### [What needs to be done]
Give the number of lines in the data that hold the string "icon". Nothing else is needed.

### [Excerpts from an interface dataset]
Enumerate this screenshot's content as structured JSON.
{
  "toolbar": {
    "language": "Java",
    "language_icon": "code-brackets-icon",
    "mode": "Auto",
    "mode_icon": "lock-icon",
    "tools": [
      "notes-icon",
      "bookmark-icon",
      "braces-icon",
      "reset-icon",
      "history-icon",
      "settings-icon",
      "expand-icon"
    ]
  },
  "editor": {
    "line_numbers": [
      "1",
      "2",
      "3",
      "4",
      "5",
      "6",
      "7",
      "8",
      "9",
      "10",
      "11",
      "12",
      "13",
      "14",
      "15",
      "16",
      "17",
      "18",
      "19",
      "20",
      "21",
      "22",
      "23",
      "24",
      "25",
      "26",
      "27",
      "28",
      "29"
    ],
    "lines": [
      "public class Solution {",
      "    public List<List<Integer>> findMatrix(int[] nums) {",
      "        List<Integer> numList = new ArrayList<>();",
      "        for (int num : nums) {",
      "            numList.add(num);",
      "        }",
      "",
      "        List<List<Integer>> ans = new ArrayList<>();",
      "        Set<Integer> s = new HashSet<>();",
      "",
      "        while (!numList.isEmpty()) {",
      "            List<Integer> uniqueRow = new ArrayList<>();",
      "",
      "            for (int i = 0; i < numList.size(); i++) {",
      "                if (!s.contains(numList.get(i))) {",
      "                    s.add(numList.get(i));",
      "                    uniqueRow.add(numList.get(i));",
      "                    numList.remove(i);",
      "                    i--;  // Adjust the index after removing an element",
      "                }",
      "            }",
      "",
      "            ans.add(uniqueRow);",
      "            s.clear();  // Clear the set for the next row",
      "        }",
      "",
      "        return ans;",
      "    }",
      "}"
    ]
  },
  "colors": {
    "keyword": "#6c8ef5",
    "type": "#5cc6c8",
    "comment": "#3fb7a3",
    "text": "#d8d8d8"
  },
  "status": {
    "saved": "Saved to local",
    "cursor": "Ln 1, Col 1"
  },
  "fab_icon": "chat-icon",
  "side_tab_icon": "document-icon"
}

### [Reply]
11